» RECORDS PROVIDED:
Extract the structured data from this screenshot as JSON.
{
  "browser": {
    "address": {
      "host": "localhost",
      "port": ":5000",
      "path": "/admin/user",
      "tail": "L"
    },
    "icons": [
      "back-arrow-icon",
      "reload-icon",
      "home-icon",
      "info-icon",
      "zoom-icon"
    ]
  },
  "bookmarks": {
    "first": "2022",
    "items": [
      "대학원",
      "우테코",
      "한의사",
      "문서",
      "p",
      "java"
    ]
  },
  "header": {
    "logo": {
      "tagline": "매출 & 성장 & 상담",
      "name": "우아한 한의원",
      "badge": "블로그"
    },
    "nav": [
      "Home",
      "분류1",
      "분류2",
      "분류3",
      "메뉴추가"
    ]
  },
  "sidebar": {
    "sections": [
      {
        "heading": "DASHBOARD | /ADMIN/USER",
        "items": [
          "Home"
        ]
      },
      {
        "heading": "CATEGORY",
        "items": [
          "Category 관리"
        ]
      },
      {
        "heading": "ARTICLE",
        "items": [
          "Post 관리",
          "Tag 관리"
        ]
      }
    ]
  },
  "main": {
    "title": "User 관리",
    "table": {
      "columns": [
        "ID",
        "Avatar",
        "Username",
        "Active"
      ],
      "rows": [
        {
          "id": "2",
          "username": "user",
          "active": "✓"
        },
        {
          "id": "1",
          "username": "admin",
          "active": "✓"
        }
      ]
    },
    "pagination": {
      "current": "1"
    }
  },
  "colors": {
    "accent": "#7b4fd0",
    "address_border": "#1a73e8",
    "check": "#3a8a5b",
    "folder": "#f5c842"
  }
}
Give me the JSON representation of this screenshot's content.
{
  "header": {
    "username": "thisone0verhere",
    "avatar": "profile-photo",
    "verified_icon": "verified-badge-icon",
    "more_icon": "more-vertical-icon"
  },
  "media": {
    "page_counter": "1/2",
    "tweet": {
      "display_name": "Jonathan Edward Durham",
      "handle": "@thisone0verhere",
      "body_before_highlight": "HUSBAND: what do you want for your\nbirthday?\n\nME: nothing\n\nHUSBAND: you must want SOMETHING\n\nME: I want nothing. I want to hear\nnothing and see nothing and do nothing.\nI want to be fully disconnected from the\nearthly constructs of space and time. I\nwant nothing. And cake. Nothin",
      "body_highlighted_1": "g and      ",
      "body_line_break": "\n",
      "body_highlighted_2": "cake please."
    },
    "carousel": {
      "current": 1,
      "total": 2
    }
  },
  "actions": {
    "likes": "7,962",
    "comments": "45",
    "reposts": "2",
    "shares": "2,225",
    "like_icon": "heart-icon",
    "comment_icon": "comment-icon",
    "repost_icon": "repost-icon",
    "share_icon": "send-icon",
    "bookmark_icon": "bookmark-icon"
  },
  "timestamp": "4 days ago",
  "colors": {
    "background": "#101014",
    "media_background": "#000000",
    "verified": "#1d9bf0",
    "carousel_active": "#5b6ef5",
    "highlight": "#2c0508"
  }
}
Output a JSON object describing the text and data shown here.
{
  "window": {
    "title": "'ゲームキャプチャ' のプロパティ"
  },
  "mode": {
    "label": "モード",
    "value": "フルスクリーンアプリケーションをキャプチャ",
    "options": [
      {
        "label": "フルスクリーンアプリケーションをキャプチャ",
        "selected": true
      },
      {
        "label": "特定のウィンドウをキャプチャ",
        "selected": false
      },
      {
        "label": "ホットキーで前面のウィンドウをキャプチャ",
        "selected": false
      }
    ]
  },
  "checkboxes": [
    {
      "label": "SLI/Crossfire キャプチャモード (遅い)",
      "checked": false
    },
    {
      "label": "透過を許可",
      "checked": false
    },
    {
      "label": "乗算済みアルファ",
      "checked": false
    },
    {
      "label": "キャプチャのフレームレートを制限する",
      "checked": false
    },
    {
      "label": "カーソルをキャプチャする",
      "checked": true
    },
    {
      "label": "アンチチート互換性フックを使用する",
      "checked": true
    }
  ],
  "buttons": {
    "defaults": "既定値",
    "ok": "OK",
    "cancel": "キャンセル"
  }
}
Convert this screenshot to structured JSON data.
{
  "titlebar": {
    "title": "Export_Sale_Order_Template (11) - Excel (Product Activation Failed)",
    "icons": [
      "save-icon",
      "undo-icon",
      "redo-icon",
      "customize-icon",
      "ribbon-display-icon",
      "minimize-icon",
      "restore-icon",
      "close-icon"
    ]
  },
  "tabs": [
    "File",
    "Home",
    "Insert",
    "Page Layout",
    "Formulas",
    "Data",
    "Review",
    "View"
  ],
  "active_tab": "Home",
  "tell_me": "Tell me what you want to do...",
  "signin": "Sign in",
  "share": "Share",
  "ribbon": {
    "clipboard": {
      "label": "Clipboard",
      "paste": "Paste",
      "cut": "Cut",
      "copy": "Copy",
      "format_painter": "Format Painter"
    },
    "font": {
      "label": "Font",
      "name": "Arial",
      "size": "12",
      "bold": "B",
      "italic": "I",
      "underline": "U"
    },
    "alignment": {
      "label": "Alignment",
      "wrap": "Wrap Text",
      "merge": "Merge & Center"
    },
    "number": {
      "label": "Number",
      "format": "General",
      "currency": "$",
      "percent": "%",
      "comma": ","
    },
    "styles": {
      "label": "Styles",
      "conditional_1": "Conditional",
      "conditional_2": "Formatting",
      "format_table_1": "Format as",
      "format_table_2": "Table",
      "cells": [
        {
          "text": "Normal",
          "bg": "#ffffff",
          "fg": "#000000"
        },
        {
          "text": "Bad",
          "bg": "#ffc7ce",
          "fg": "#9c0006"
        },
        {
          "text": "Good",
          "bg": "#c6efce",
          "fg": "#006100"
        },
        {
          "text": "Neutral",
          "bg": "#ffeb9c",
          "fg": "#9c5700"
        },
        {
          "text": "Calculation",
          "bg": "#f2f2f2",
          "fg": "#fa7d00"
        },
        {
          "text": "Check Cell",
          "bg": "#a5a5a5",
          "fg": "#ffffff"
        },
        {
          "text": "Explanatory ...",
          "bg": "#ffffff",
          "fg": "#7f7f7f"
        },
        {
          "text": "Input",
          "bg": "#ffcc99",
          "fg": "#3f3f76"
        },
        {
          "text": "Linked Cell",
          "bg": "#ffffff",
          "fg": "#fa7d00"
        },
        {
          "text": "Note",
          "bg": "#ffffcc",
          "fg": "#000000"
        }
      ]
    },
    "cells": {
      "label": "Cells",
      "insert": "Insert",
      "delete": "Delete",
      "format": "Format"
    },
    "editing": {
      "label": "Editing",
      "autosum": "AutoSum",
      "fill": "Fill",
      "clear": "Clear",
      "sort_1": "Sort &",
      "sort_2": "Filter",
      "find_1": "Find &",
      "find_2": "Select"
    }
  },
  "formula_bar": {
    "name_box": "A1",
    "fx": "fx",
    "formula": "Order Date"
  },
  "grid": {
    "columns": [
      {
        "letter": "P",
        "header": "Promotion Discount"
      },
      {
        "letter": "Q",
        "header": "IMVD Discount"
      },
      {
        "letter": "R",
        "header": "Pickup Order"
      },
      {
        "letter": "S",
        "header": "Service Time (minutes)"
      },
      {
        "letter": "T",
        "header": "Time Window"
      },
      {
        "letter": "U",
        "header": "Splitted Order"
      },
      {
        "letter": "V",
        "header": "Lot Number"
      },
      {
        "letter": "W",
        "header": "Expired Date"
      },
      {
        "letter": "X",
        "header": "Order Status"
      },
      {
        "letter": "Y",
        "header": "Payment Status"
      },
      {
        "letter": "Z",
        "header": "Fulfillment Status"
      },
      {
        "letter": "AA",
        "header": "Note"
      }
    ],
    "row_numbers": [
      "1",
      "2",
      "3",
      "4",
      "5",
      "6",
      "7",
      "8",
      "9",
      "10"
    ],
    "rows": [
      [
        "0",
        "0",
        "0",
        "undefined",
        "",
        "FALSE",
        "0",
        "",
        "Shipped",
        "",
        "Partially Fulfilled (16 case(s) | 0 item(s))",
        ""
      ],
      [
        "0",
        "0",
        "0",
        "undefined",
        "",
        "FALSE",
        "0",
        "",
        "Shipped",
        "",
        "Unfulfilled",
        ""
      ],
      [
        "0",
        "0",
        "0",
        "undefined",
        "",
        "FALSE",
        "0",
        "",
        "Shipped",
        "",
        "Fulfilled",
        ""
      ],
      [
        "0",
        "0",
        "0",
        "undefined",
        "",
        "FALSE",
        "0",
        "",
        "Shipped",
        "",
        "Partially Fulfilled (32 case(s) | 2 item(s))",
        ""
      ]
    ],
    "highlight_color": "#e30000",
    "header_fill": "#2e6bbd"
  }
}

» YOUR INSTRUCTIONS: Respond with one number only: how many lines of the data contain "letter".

» ANSWER TO THE EXERCISE: 12